An Unexpected Diagnosis
Sitting in his home in Gypsum, Jack Swedlund holds a small polished rock in his palm and runs his thumb over the word that’s inscribed.
“I picked out the rock that said ‘family’ because my family has been my rock,” Jack shares. “I’ve carried that rock with me everywhere since the day I got it.”
Jack is a Colorado native and has lived in Eagle County for 20 years. He and his wife, Tanya, raised three daughters and now have six grandkids with number seven on the way. To his family, Jack is “Papa,” and to Jack, his family is everything.
On April 13, 2016, Jack was diagnosed with metastatic prostate cancer.
“I remember hearing that it’s very treatable, because that wasn’t what I wanted to hear,” he shares. “I wanted to hear ‘curable.’”
Jack’s Gleason score (used to evaluate the prognosis of men with prostate cancer) was 10 out of 12 — what he describes is “as bad as it gets.” His physician sent him for scans, which revealed the cancer had metastasized to his right rib, right femur, right hip and right seminal vesicle. It has since metastasized further to his T6, T7, top left rib and left scapular.
Jack was diagnosed outside of Eagle County and says he felt the cancer center there pressured him and didn’t respect his wishes. He says a friend of his “raved” about Dr. Urquhart at Shaw Cancer Center, and Jack decided to pursue his treatment there. He was originally on board to move forward with the recommended treatment plan of chemotherapy, radiation and hormone therapy. However, after doing a little research on his prognosis, Jack decided to forego chemotherapy. Shaw has respected and supported Jack’s treatment plan throughout his journey.
Even with all its challenges, Jack says cancer has been a “blessing” because it has brought his family closer together.
“The first thing I do every day is I thank God for another day,” shares Jack. “It’s by the grace of God I get another day. Then I just try to spend time with my grandkids and my kids and my wife.”

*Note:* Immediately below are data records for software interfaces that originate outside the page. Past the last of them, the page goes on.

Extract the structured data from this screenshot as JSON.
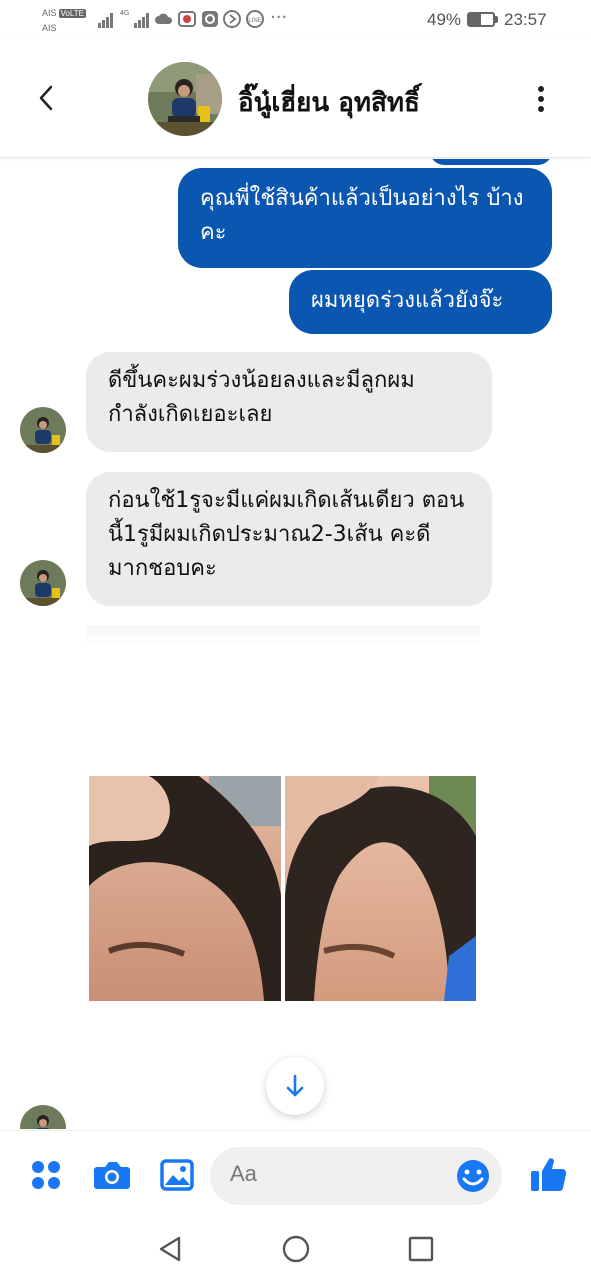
{
  "status_bar": {
    "carrier_top": "AIS",
    "volte": "VoLTE",
    "carrier_bottom": "AIS",
    "network": "4G",
    "battery_percent": "49%",
    "battery_level": 0.49,
    "time": "23:57",
    "icons": [
      "signal-icon",
      "signal-4g-icon",
      "cloud-icon",
      "app-notification-icon",
      "instagram-icon",
      "vpn-icon",
      "line-icon",
      "more-dots-icon"
    ]
  },
  "header": {
    "contact_name": "อิ๊นู๋เฮี่ยน อุทสิทธิ์",
    "back_icon": "back-arrow-icon",
    "menu_icon": "more-vertical-icon"
  },
  "messages": [
    {
      "direction": "outgoing",
      "text": "คุณพี่ใช้สินค้าแล้วเป็นอย่างไร บ้างคะ"
    },
    {
      "direction": "outgoing",
      "text": "ผมหยุดร่วงแล้วยังจ๊ะ"
    },
    {
      "direction": "incoming",
      "text": "ดีขึ้นคะผมร่วงน้อยลงและมีลูกผม กำลังเกิดเยอะเลย"
    },
    {
      "direction": "incoming",
      "text": "ก่อนใช้1รูจะมีแค่ผมเกิดเส้นเดียว ตอนนี้1รูมีผมเกิดประมาณ2-3เส้น คะดีมากชอบคะ"
    },
    {
      "direction": "incoming",
      "type": "photo",
      "caption": ""
    }
  ],
  "composer": {
    "placeholder": "Aa",
    "icons": [
      "apps-grid-icon",
      "camera-icon",
      "gallery-icon",
      "emoji-icon",
      "thumbs-up-icon"
    ]
  },
  "colors": {
    "accent": "#1877f2",
    "outgoing_bubble": "#0b56b0",
    "incoming_bubble": "#ebebeb"
  }
}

Strength in Body and Mind
Second behind family on Jack’s list of passions is CrossFit. Jack says he’s always been an active outdoorsman, but only in the past decade did he become an avid member of High Altitude CrossFit in Gypsum.

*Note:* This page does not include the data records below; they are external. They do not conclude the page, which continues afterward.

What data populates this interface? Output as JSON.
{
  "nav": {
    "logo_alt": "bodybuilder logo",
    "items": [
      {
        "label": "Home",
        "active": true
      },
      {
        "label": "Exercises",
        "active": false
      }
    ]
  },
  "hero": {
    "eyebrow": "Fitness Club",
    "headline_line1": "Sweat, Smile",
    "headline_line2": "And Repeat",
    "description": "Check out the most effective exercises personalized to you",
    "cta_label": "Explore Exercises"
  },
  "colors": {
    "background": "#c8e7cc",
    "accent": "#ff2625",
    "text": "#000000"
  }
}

“I weighed 315 pounds and I had a size 48 waist,” he shares. “When I was crunching the numbers, to join CrossFit was $1,700 a year and I was spending $2,600 a year on cigarettes. I thought ‘well, ‘I’ll save $900 a year and I’ll maybe get fit.’”
In the first year, Jack lost 100 pounds. Two years in, Jack completed his level one certificate course for CrossFit and started coaching.
Jack says he has always liked to push himself physically, but now he’s realized fitness means more than just a strong body; it also means a strong mind.
“CrossFit changed how I think, how I look at things,” he shares. “I never thought that I could do it. To have the successes I’ve had along the way has really made me passionate about it, so that’s why I started coaching.”
Jack was at the top of his physical game when he got his diagnosis, and he says he has since lost about 65 percent of his physical strength.
“But I’m mentally strong,” he says. “You’re staring death in the face — you’ve got to be strong. You’ve got no choice.”
Jack’s support network extends beyond his family and the gym. It also includes his community in Gypsum and the support group at Shaw Cancer Center. He’s been going to group meetings for three years.
“The hardest part is because I’m a terminal cancer patient, some of the friendships are short-lived, unfortunately. In the past two weeks, I’ve lost two friends. But it’s a good place to go because it’s there every month … sometimes only another cancer patient understands what you’re going through.”
Jack says he appreciates the teamwork and direct support from the doctors and social workers at Shaw, from help with daily questions to getting Tanya on Medicaid.
“Erin is my social worker at the Shaw,” says Jack. “I’ve become close with her. I can text her and she can text me back. It doesn’t get much more personal than that.”
Since his diagnosis, Jack is committed to help others in any way he can. He started the Eagle Valley Cancer Support Group on Facebook and hands out business cards to anyone he may be able to help.
“This community has done so much for me. It’s brought me to tears time and again,” he says. “We know what’s coming and we’re getting ready for it. God’s given me extra time. I’ve been blessed for a cancer patient. I’ve had friends that have suffered so much more than I have.”
Through it all, it’s the strength of family and a passion for fitness that keeps Jack going.
“And like I tell them at the gym, and I mean it — until I can no longer walk through that door, I’ll be going.”
“This community has done so much for me. It’s brought me to tears time and again.”Jack Swedlund